### Task directions
Would you give the entries again word for word, with no pictures in the copy?

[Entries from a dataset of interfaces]
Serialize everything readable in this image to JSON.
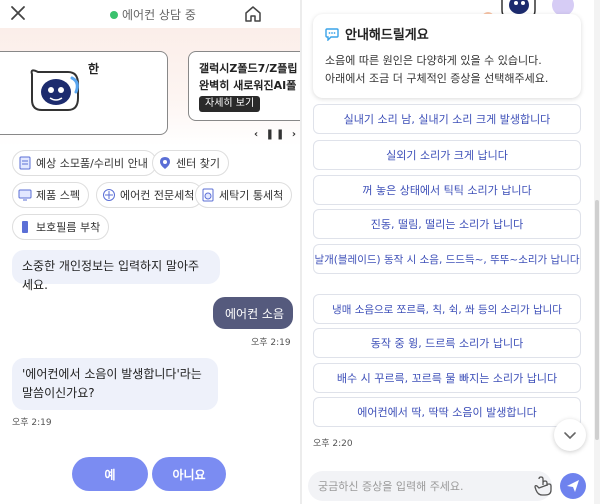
{
  "header": {
    "status": "에어컨 상담 중"
  },
  "banner": {
    "card1_text": "한",
    "card2_line1": "갤럭시Z폴드7/Z플립",
    "card2_line2": "완벽히 새로워진AI폴",
    "detail_label": "자세히 보기",
    "pager": "‹ ❚❚ ›"
  },
  "chips": [
    {
      "label": "예상 소모품/수리비 안내",
      "icon": "receipt-icon"
    },
    {
      "label": "센터 찾기",
      "icon": "location-pin-icon"
    },
    {
      "label": "제품 스펙",
      "icon": "monitor-spec-icon"
    },
    {
      "label": "에어컨 전문세척",
      "icon": "aircon-clean-icon"
    },
    {
      "label": "세탁기 통세척",
      "icon": "washer-icon"
    },
    {
      "label": "보호필름 부착",
      "icon": "phone-film-icon"
    }
  ],
  "chat": {
    "notice": "소중한 개인정보는 입력하지 말아주세요.",
    "user_msg": "에어컨 소음",
    "user_time": "오후 2:19",
    "bot_question_line1": "'에어컨에서 소음이 발생합니다'라는",
    "bot_question_line2": "말씀이신가요?",
    "bot_time": "오후 2:19",
    "yes_label": "예",
    "no_label": "아니요"
  },
  "guide": {
    "title": "안내해드릴게요",
    "body_line1": "소음에 따른 원인은 다양하게 있을 수 있습니다.",
    "body_line2": "아래에서 조금 더 구체적인 증상을 선택해주세요."
  },
  "options": [
    "실내기 소리 남, 실내기 소리 크게 발생합니다",
    "실외기 소리가 크게 납니다",
    "꺼 놓은 상태에서 틱틱 소리가 납니다",
    "진동, 떨림, 떨리는 소리가 납니다",
    "날개(블레이드) 동작 시 소음, 드드득~, 뚜뚜~소리가 납니다",
    "냉매 소음으로 쪼르륵, 칙, 쉭, 쏴 등의 소리가 납니다",
    "동작 중 윙, 드르륵 소리가 납니다",
    "배수 시 꾸르륵, 꼬르륵 물 빠지는 소리가 납니다",
    "에어컨에서 딱, 딱딱 소음이 발생합니다"
  ],
  "right_time": "오후 2:20",
  "input": {
    "placeholder": "궁금하신 증상을 입력해 주세요."
  },
  "colors": {
    "accent": "#7b8cf2",
    "user_bubble": "#555a7d",
    "bot_bubble": "#eef1fa",
    "option_text": "#3d4fb8",
    "status_dot": "#3ac26d"
  }
}
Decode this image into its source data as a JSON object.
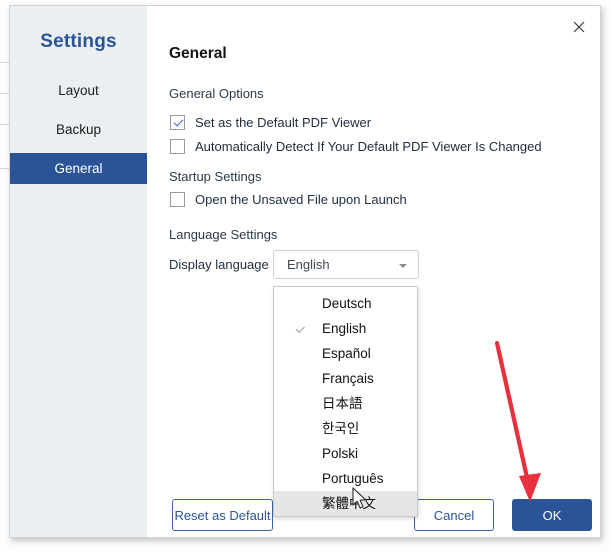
{
  "dialog": {
    "sidebar": {
      "title": "Settings",
      "items": [
        {
          "label": "Layout",
          "selected": false
        },
        {
          "label": "Backup",
          "selected": false
        },
        {
          "label": "General",
          "selected": true
        }
      ]
    },
    "close_icon": "close-icon",
    "page_title": "General",
    "sections": {
      "general_options": {
        "label": "General Options",
        "checkboxes": [
          {
            "label": "Set as the Default PDF Viewer",
            "checked": true
          },
          {
            "label": "Automatically Detect If Your Default PDF Viewer Is Changed",
            "checked": false
          }
        ]
      },
      "startup_settings": {
        "label": "Startup Settings",
        "checkboxes": [
          {
            "label": "Open the Unsaved File upon Launch",
            "checked": false
          }
        ]
      },
      "language_settings": {
        "label": "Language Settings",
        "field_label": "Display language",
        "selected_value": "English",
        "caret_icon": "chevron-down-icon",
        "options": [
          {
            "label": "Deutsch",
            "selected": false,
            "highlighted": false
          },
          {
            "label": "English",
            "selected": true,
            "highlighted": false
          },
          {
            "label": "Español",
            "selected": false,
            "highlighted": false
          },
          {
            "label": "Français",
            "selected": false,
            "highlighted": false
          },
          {
            "label": "日本語",
            "selected": false,
            "highlighted": false
          },
          {
            "label": "한국인",
            "selected": false,
            "highlighted": false
          },
          {
            "label": "Polski",
            "selected": false,
            "highlighted": false
          },
          {
            "label": "Português",
            "selected": false,
            "highlighted": false
          },
          {
            "label": "繁體中文",
            "selected": false,
            "highlighted": true
          }
        ]
      }
    },
    "footer": {
      "reset_label": "Reset as Default",
      "cancel_label": "Cancel",
      "ok_label": "OK"
    }
  },
  "annotation": {
    "arrow_color": "#e8313c",
    "points_to": "OK"
  },
  "colors": {
    "accent_blue": "#2b5498",
    "sidebar_bg": "#eaf0f1",
    "annotation_red": "#e8313c"
  },
  "cursor": {
    "icon": "mouse-pointer-icon"
  }
}
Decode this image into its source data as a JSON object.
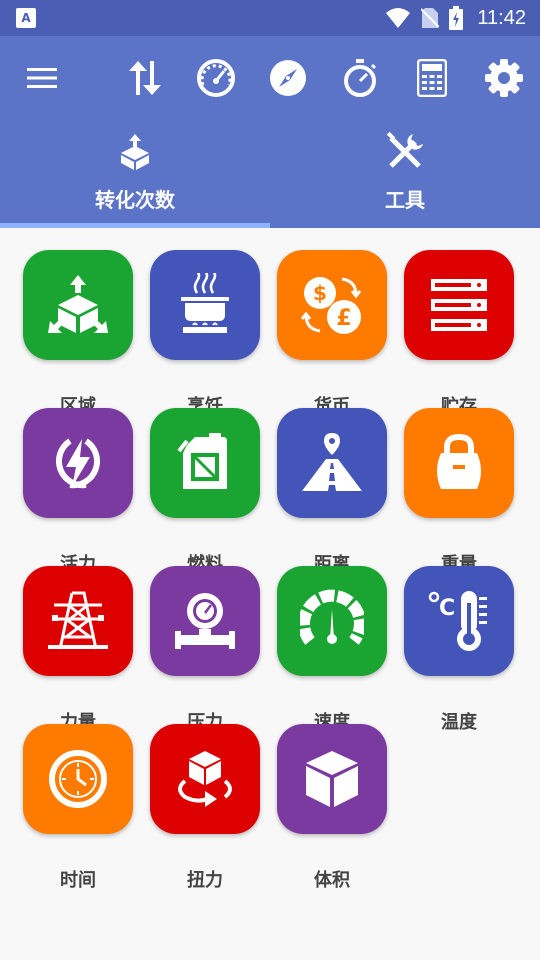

### Written answer
Serialize everything readable in this image to JSON.
{
  "header": {
    "status": "에어컨 상담 중"
  },
  "banner": {
    "card1_text": "한",
    "card2_line1": "갤럭시Z폴드7/Z플립",
    "card2_line2": "완벽히 새로워진AI폴",
    "detail_label": "자세히 보기",
    "pager": "‹ ❚❚ ›"
  },
  "chips": [
    {
      "label": "예상 소모품/수리비 안내",
      "icon": "receipt-icon"
    },
    {
      "label": "센터 찾기",
      "icon": "location-pin-icon"
    },
    {
      "label": "제품 스펙",
      "icon": "monitor-spec-icon"
    },
    {
      "label": "에어컨 전문세척",
      "icon": "aircon-clean-icon"
    },
    {
      "label": "세탁기 통세척",
      "icon": "washer-icon"
    },
    {
      "label": "보호필름 부착",
      "icon": "phone-film-icon"
    }
  ],
  "chat": {
    "notice": "소중한 개인정보는 입력하지 말아주세요.",
    "user_msg": "에어컨 소음",
    "user_time": "오후 2:19",
    "bot_question_line1": "'에어컨에서 소음이 발생합니다'라는",
    "bot_question_line2": "말씀이신가요?",
    "bot_time": "오후 2:19",
    "yes_label": "예",
    "no_label": "아니요"
  },
  "guide": {
    "title": "안내해드릴게요",
    "body_line1": "소음에 따른 원인은 다양하게 있을 수 있습니다.",
    "body_line2": "아래에서 조금 더 구체적인 증상을 선택해주세요."
  },
  "options": [
    "실내기 소리 남, 실내기 소리 크게 발생합니다",
    "실외기 소리가 크게 납니다",
    "꺼 놓은 상태에서 틱틱 소리가 납니다",
    "진동, 떨림, 떨리는 소리가 납니다",
    "날개(블레이드) 동작 시 소음, 드드득~, 뚜뚜~소리가 납니다",
    "냉매 소음으로 쪼르륵, 칙, 쉭, 쏴 등의 소리가 납니다",
    "동작 중 윙, 드르륵 소리가 납니다",
    "배수 시 꾸르륵, 꼬르륵 물 빠지는 소리가 납니다",
    "에어컨에서 딱, 딱딱 소음이 발생합니다"
  ],
  "right_time": "오후 2:20",
  "input": {
    "placeholder": "궁금하신 증상을 입력해 주세요."
  },
  "colors": {
    "accent": "#7b8cf2",
    "user_bubble": "#555a7d",
    "bot_bubble": "#eef1fa",
    "option_text": "#3d4fb8",
    "status_dot": "#3ac26d"
  }
}
Decode this image into its source data as a JSON object.
{
  "dialog": {
    "sidebar": {
      "title": "Settings",
      "items": [
        {
          "label": "Layout",
          "selected": false
        },
        {
          "label": "Backup",
          "selected": false
        },
        {
          "label": "General",
          "selected": true
        }
      ]
    },
    "close_icon": "close-icon",
    "page_title": "General",
    "sections": {
      "general_options": {
        "label": "General Options",
        "checkboxes": [
          {
            "label": "Set as the Default PDF Viewer",
            "checked": true
          },
          {
            "label": "Automatically Detect If Your Default PDF Viewer Is Changed",
            "checked": false
          }
        ]
      },
      "startup_settings": {
        "label": "Startup Settings",
        "checkboxes": [
          {
            "label": "Open the Unsaved File upon Launch",
            "checked": false
          }
        ]
      },
      "language_settings": {
        "label": "Language Settings",
        "field_label": "Display language",
        "selected_value": "English",
        "caret_icon": "chevron-down-icon",
        "options": [
          {
            "label": "Deutsch",
            "selected": false,
            "highlighted": false
          },
          {
            "label": "English",
            "selected": true,
            "highlighted": false
          },
          {
            "label": "Español",
            "selected": false,
            "highlighted": false
          },
          {
            "label": "Français",
            "selected": false,
            "highlighted": false
          },
          {
            "label": "日本語",
            "selected": false,
            "highlighted": false
          },
          {
            "label": "한국인",
            "selected": false,
            "highlighted": false
          },
          {
            "label": "Polski",
            "selected": false,
            "highlighted": false
          },
          {
            "label": "Português",
            "selected": false,
            "highlighted": false
          },
          {
            "label": "繁體中文",
            "selected": false,
            "highlighted": true
          }
        ]
      }
    },
    "footer": {
      "reset_label": "Reset as Default",
      "cancel_label": "Cancel",
      "ok_label": "OK"
    }
  },
  "annotation": {
    "arrow_color": "#e8313c",
    "points_to": "OK"
  },
  "colors": {
    "accent_blue": "#2b5498",
    "sidebar_bg": "#eaf0f1",
    "annotation_red": "#e8313c"
  },
  "cursor": {
    "icon": "mouse-pointer-icon"
  }
}
Decode this image into its source data as a JSON object.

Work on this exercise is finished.